A sharply intelligent, brutally honest and deadly funny look at how to be a man - and the state of masculinity - these days from the award-winning Tim Samuels. This is a must-read for fans of Jon Ronson and Matt Haig!
Of the 200,000 years homo sapiens has been wandering this planet, this has to be the most absurd and challenging time to be a man…
How can you hunt and gather in an open-plan office?
Is monogamy fighting a losing battle against testes size?
Why do men make up 95% of FTSE CEOs yet 95% of the prison population?
Trapped in bodies barely changed since caveman days, males are now contending with corporate culture, lifelong commitment, rampant depression and crazy expectations to be a success at work and home.
Enter award-winning BBC broadcaster and journalist Tim Samuels with Who Stole My Spear? - which stops at nothing to explore how men should actually be living these days. From relationships, religion, and the rise of ISIS, to porn, fatherhood and the oppression of office life. Nothing is taboo: Is it less serious when a man has an affair? Why don’t new parents want boys?
Who Stole My Spear? is an inspiring rallying call for men and ‘good masculinity’ which cannot be ignored – that will leave you rethinking much about life’s big questions. And for women who wonder what’s on a man’s mind, this is the book that offers the entertainingly explosive answer.
“Tim Samuels knows it isn't always easy to be a man. In a disarmingly honest and funny way, he sets about revealing and challenging many of the ways men now find themselves living - taking on everything from war, religion and pornography, to fatherhood and relationships. The book is important as well as charming: something for many men, and as importantly women, to read, learn and be consoled by.”
Alain de Botton
“So THAT’S what they’re thinking, a fascinating peep behind the curtains of the 21st century male psyche… Hilarious, witty, insightful, and unique”
Helen Fielding, author of Bridget Jones
“Insightful, funny, and honest, Who Stole My Spear? is a great guide not to Real Man but to real men”
“I laughed a lot. And cried some, but only on the inside. Which is where a man cries”
“A soul-baring attempt to figure out what it means to be masculine”
“Pick of the Month”

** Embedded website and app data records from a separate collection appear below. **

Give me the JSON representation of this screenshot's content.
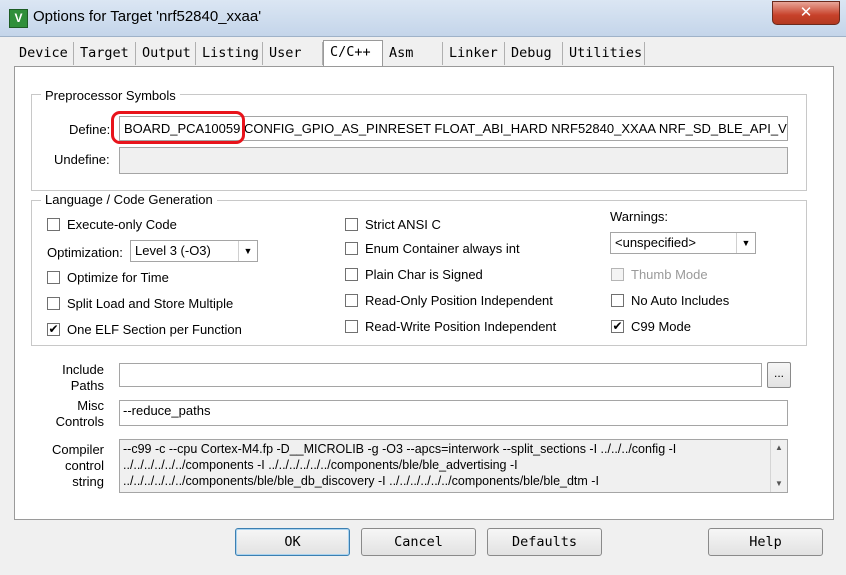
{
  "window": {
    "title": "Options for Target 'nrf52840_xxaa'",
    "app_icon": "keil-uvision-icon",
    "close_glyph": "✕"
  },
  "tabs": [
    {
      "label": "Device"
    },
    {
      "label": "Target"
    },
    {
      "label": "Output"
    },
    {
      "label": "Listing"
    },
    {
      "label": "User"
    },
    {
      "label": "C/C++",
      "active": true
    },
    {
      "label": "Asm"
    },
    {
      "label": "Linker"
    },
    {
      "label": "Debug"
    },
    {
      "label": "Utilities"
    }
  ],
  "preprocessor": {
    "legend": "Preprocessor Symbols",
    "define_label": "Define:",
    "define_value": "BOARD_PCA10059 CONFIG_GPIO_AS_PINRESET FLOAT_ABI_HARD NRF52840_XXAA NRF_SD_BLE_API_V",
    "undefine_label": "Undefine:",
    "undefine_value": ""
  },
  "language": {
    "legend": "Language / Code Generation",
    "execute_only": {
      "label": "Execute-only Code",
      "checked": false
    },
    "optimization_label": "Optimization:",
    "optimization_value": "Level 3 (-O3)",
    "optimize_time": {
      "label": "Optimize for Time",
      "checked": false
    },
    "split_load": {
      "label": "Split Load and Store Multiple",
      "checked": false
    },
    "one_elf": {
      "label": "One ELF Section per Function",
      "checked": true
    },
    "strict_ansi": {
      "label": "Strict ANSI C",
      "checked": false
    },
    "enum_container": {
      "label": "Enum Container always int",
      "checked": false
    },
    "plain_char": {
      "label": "Plain Char is Signed",
      "checked": false
    },
    "ropi": {
      "label": "Read-Only Position Independent",
      "checked": false
    },
    "rwpi": {
      "label": "Read-Write Position Independent",
      "checked": false
    },
    "warnings_label": "Warnings:",
    "warnings_value": "<unspecified>",
    "thumb_mode": {
      "label": "Thumb Mode",
      "checked": false,
      "disabled": true
    },
    "no_auto_includes": {
      "label": "No Auto Includes",
      "checked": false
    },
    "c99_mode": {
      "label": "C99 Mode",
      "checked": true
    },
    "check_glyph": "✔"
  },
  "include_paths": {
    "label_line1": "Include",
    "label_line2": "Paths",
    "value": "",
    "browse_label": "..."
  },
  "misc_controls": {
    "label_line1": "Misc",
    "label_line2": "Controls",
    "value": "--reduce_paths"
  },
  "compiler_string": {
    "label_line1": "Compiler",
    "label_line2": "control",
    "label_line3": "string",
    "lines": [
      "--c99 -c --cpu Cortex-M4.fp -D__MICROLIB -g -O3 --apcs=interwork --split_sections -I ../../../config -I",
      "../../../../../../components -I ../../../../../../components/ble/ble_advertising -I",
      "../../../../../../components/ble/ble_db_discovery -I ../../../../../../components/ble/ble_dtm -I"
    ]
  },
  "buttons": {
    "ok": "OK",
    "cancel": "Cancel",
    "defaults": "Defaults",
    "help": "Help"
  }
}
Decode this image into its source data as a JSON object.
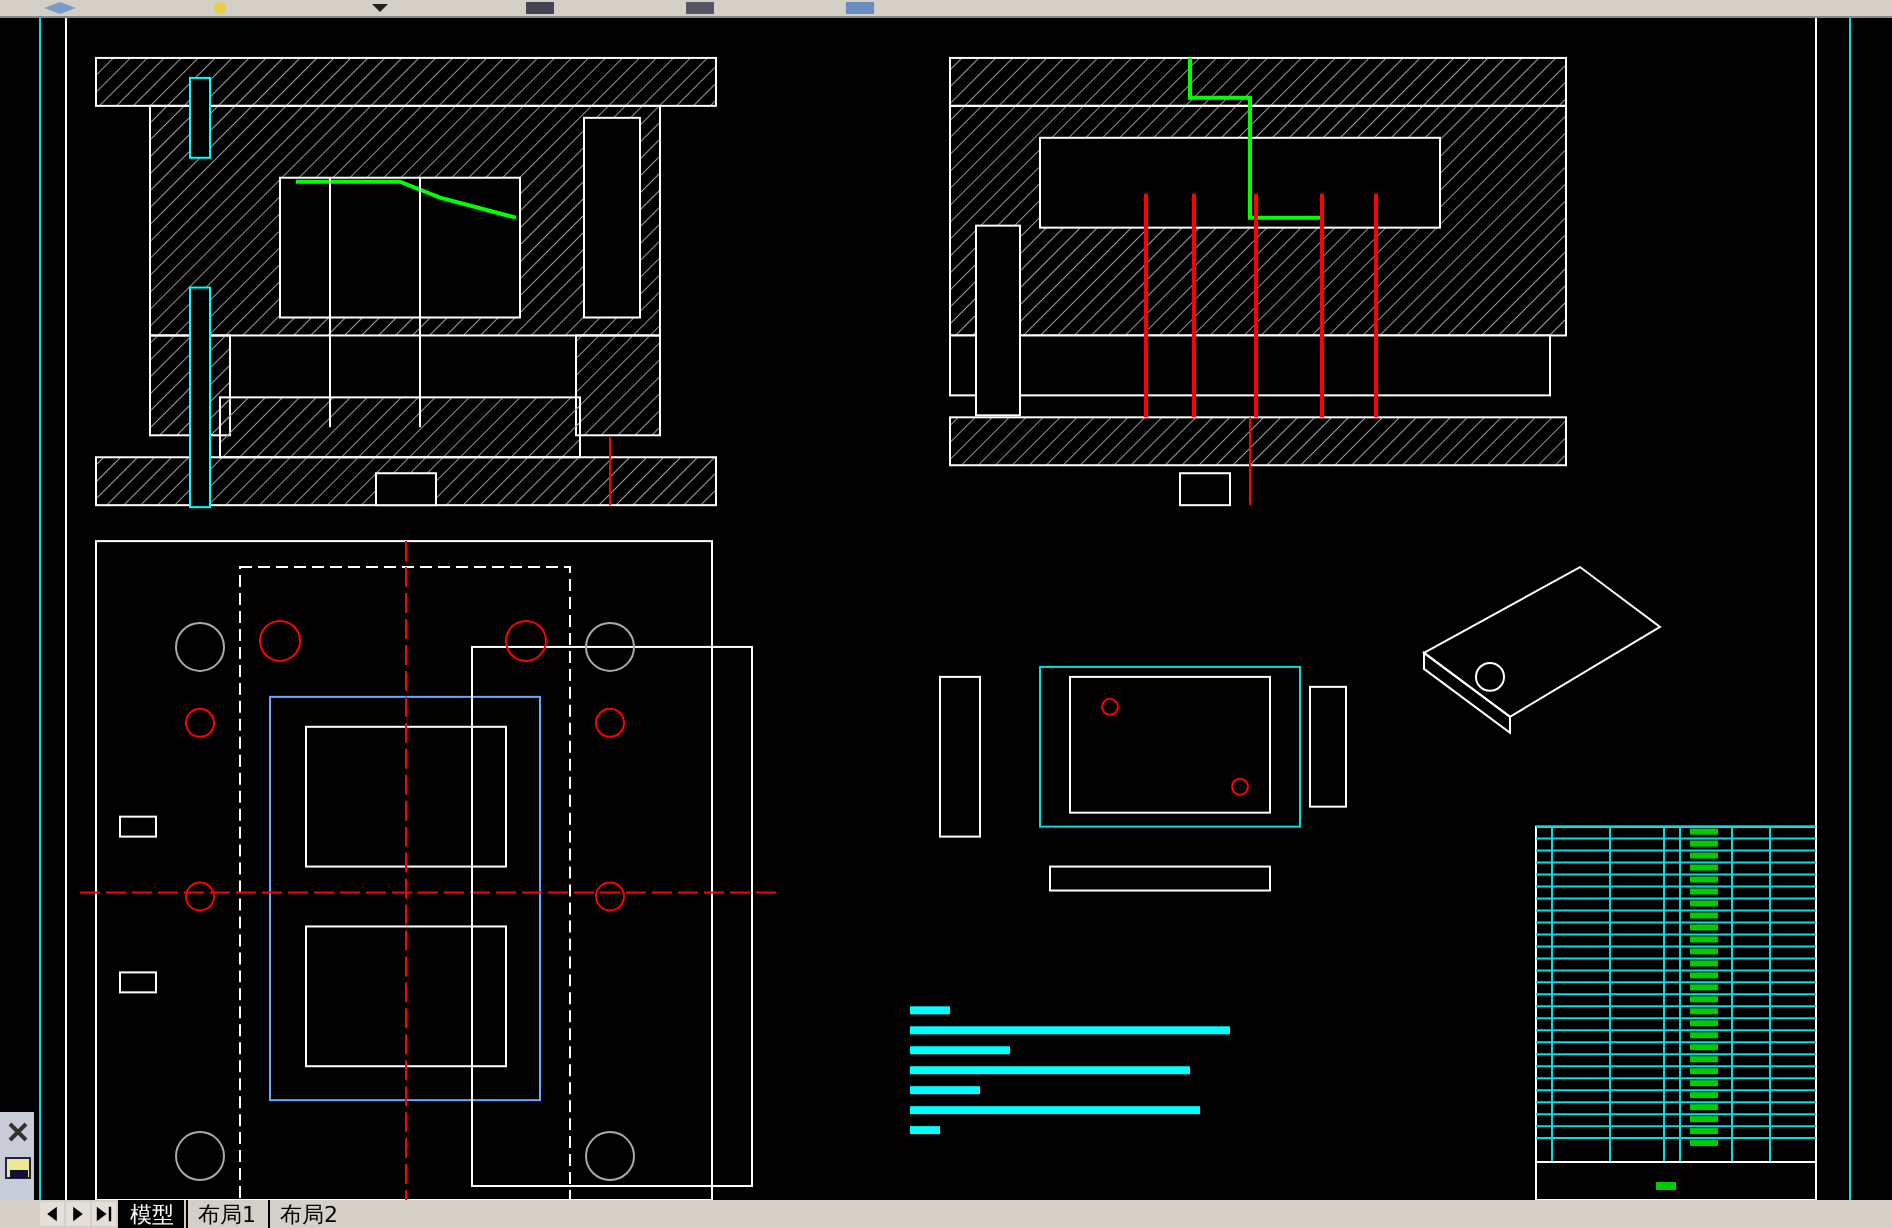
{
  "tabs": [
    {
      "label": "模型",
      "selected": true
    },
    {
      "label": "布局1",
      "selected": false
    },
    {
      "label": "布局2",
      "selected": false
    }
  ]
}
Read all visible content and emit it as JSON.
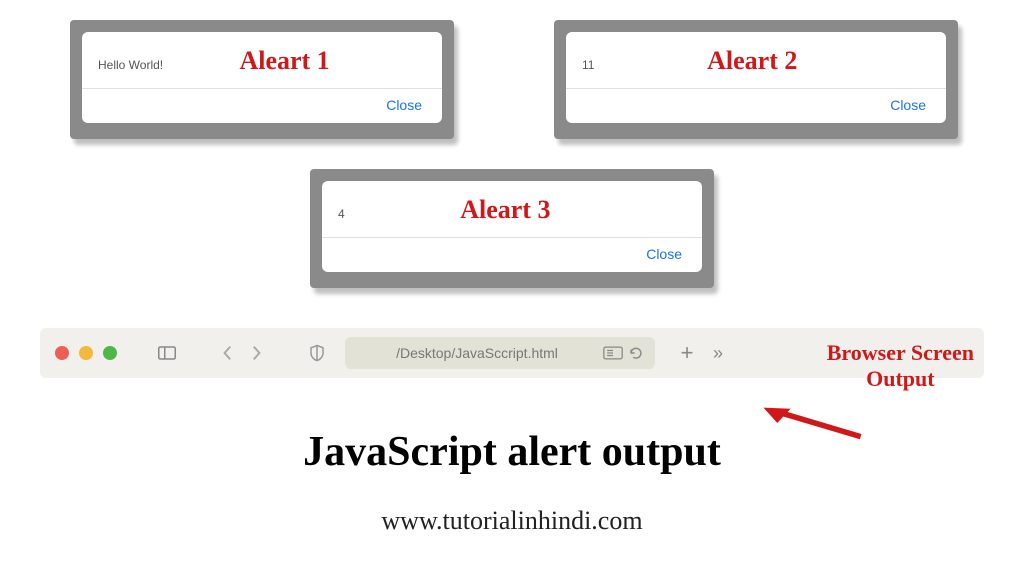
{
  "alerts": {
    "a1": {
      "message": "Hello World!",
      "label": "Aleart 1",
      "close": "Close"
    },
    "a2": {
      "message": "11",
      "label": "Aleart 2",
      "close": "Close"
    },
    "a3": {
      "message": "4",
      "label": "Aleart 3",
      "close": "Close"
    }
  },
  "browser": {
    "url": "/Desktop/JavaSccript.html"
  },
  "output": {
    "heading": "JavaScript alert output",
    "site": "www.tutorialinhindi.com"
  },
  "annotation": {
    "line1": "Browser Screen",
    "line2": "Output"
  }
}
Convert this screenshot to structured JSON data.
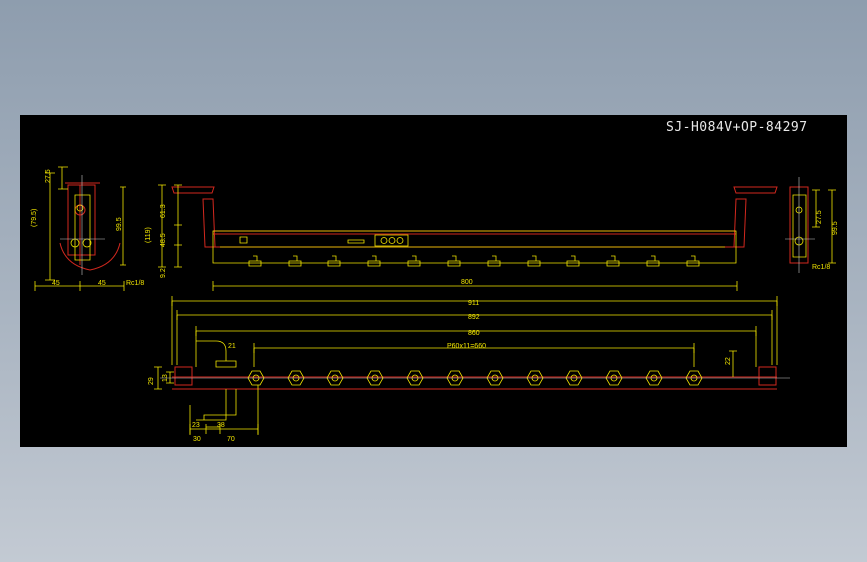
{
  "drawing_title": "SJ-H084V+OP-84297",
  "colors": {
    "background": "#000000",
    "dimension": "#f2e600",
    "outline": "#d2281e",
    "centerline": "#c8c8c8",
    "page": "#a3afbd"
  },
  "left_view": {
    "dims": [
      "27.5",
      "(79.5)",
      "99.5",
      "45",
      "45",
      "Rc1/8"
    ]
  },
  "front_view": {
    "dims": [
      "61.3",
      "(119)",
      "48.5",
      "9.2",
      "800"
    ]
  },
  "right_view": {
    "dims": [
      "27.5",
      "99.5",
      "Rc1/8"
    ]
  },
  "top_view": {
    "dims": [
      "911",
      "892",
      "860",
      "P60x11=660",
      "21",
      "22",
      "29",
      "13",
      "23",
      "38",
      "30",
      "70"
    ],
    "nozzle_count": 12
  }
}
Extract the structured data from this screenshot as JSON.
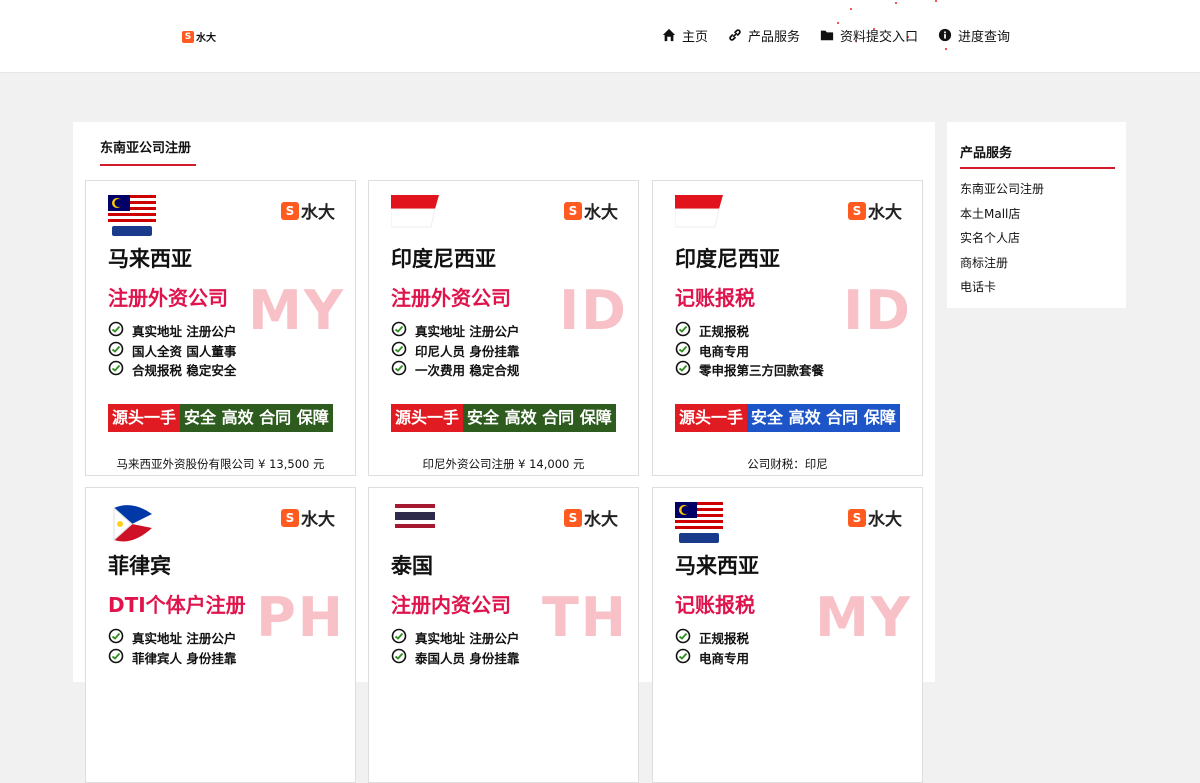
{
  "header": {
    "logo_text": "水大",
    "nav": [
      {
        "label": "主页",
        "icon": "home-icon"
      },
      {
        "label": "产品服务",
        "icon": "link-icon"
      },
      {
        "label": "资料提交入口",
        "icon": "folder-icon"
      },
      {
        "label": "进度查询",
        "icon": "info-icon"
      }
    ]
  },
  "main": {
    "title": "东南亚公司注册",
    "cards": [
      {
        "flag": "MALAYSIA",
        "brand": "水大",
        "country": "马来西亚",
        "service": "注册外资公司",
        "code": "MY",
        "features": [
          "真实地址 注册公户",
          "国人全资 国人董事",
          "合规报税 稳定安全"
        ],
        "banner_a": "源头一手",
        "banner_b": "安全 高效 合同 保障",
        "caption": "马来西亚外资股份有限公司 ¥ 13,500 元"
      },
      {
        "flag": "INDONESIA",
        "brand": "水大",
        "country": "印度尼西亚",
        "service": "注册外资公司",
        "code": "ID",
        "features": [
          "真实地址 注册公户",
          "印尼人员 身份挂靠",
          "一次费用 稳定合规"
        ],
        "banner_a": "源头一手",
        "banner_b": "安全 高效 合同 保障",
        "caption": "印尼外资公司注册 ¥ 14,000 元"
      },
      {
        "flag": "INDONESIA",
        "brand": "水大",
        "country": "印度尼西亚",
        "service": "记账报税",
        "code": "ID",
        "features": [
          "正规报税",
          "电商专用",
          "零申报第三方回款套餐"
        ],
        "banner_a": "源头一手",
        "banner_b": "安全 高效 合同 保障",
        "caption": "公司财税：印尼"
      },
      {
        "flag": "Philippines",
        "brand": "水大",
        "country": "菲律宾",
        "service": "DTI个体户注册",
        "code": "PH",
        "features": [
          "真实地址 注册公户",
          "菲律宾人 身份挂靠"
        ],
        "banner_a": "",
        "banner_b": "",
        "caption": ""
      },
      {
        "flag": "Thailand",
        "brand": "水大",
        "country": "泰国",
        "service": "注册内资公司",
        "code": "TH",
        "features": [
          "真实地址 注册公户",
          "泰国人员 身份挂靠"
        ],
        "banner_a": "",
        "banner_b": "",
        "caption": ""
      },
      {
        "flag": "MALAYSIA",
        "brand": "水大",
        "country": "马来西亚",
        "service": "记账报税",
        "code": "MY",
        "features": [
          "正规报税",
          "电商专用"
        ],
        "banner_a": "",
        "banner_b": "",
        "caption": ""
      }
    ]
  },
  "sidebar": {
    "title": "产品服务",
    "items": [
      "东南亚公司注册",
      "本土Mall店",
      "实名个人店",
      "商标注册",
      "电话卡"
    ]
  },
  "colors": {
    "accent": "#d11a2a",
    "service_red": "#e0144c",
    "brand_orange": "#ff5a1f"
  }
}
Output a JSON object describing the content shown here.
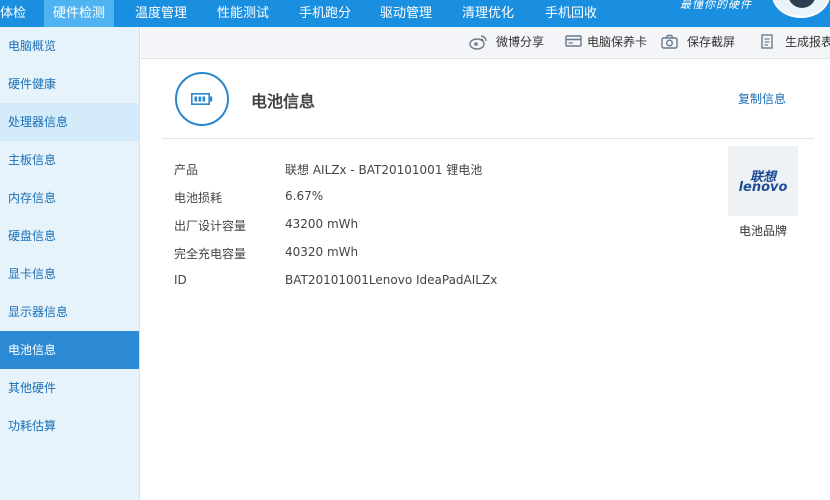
{
  "nav": {
    "tabs": [
      {
        "label": "体检"
      },
      {
        "label": "硬件检测"
      },
      {
        "label": "温度管理"
      },
      {
        "label": "性能测试"
      },
      {
        "label": "手机跑分"
      },
      {
        "label": "驱动管理"
      },
      {
        "label": "清理优化"
      },
      {
        "label": "手机回收"
      }
    ],
    "active": "硬件检测",
    "slogan": "最懂你的硬件"
  },
  "sidebar": {
    "items": [
      {
        "label": "电脑概览"
      },
      {
        "label": "硬件健康"
      },
      {
        "label": "处理器信息"
      },
      {
        "label": "主板信息"
      },
      {
        "label": "内存信息"
      },
      {
        "label": "硬盘信息"
      },
      {
        "label": "显卡信息"
      },
      {
        "label": "显示器信息"
      },
      {
        "label": "电池信息"
      },
      {
        "label": "其他硬件"
      },
      {
        "label": "功耗估算"
      }
    ],
    "active": "电池信息"
  },
  "toolbar": {
    "weibo_share": "微博分享",
    "warranty_card": "电脑保养卡",
    "save_screenshot": "保存截屏",
    "generate_report": "生成报表"
  },
  "main": {
    "title": "电池信息",
    "copy_label": "复制信息",
    "rows": [
      {
        "label": "产品",
        "value": "联想 AILZx - BAT20101001 锂电池"
      },
      {
        "label": "电池损耗",
        "value": "6.67%"
      },
      {
        "label": "出厂设计容量",
        "value": "43200 mWh"
      },
      {
        "label": "完全充电容量",
        "value": "40320 mWh"
      },
      {
        "label": "ID",
        "value": "BAT20101001Lenovo IdeaPadAILZx"
      }
    ],
    "brand": {
      "logo_cn": "联想",
      "logo_en": "lenovo",
      "caption": "电池品牌"
    }
  },
  "colors": {
    "nav_bg": "#1a8fdf",
    "nav_active": "#4fb2f1",
    "sidebar_bg": "#e6f3fb",
    "sidebar_active": "#2c8ad5",
    "link": "#1b6fb5"
  }
}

“While it is often very funny, it is also insightful, both independently and in the context of broader thinking about the predicament of contemporary men… A delight… moving… and in an ambitiously hybrid form, he bolsters these observations with reporting (he is a radio host and television journalist, who has covered immigration to Britain and America’s death row), plus research into the anthropology and history of masculinity.”
“A much-needed manual for modern man… with soul searching, honesty and humour”
Irish Sunday Independent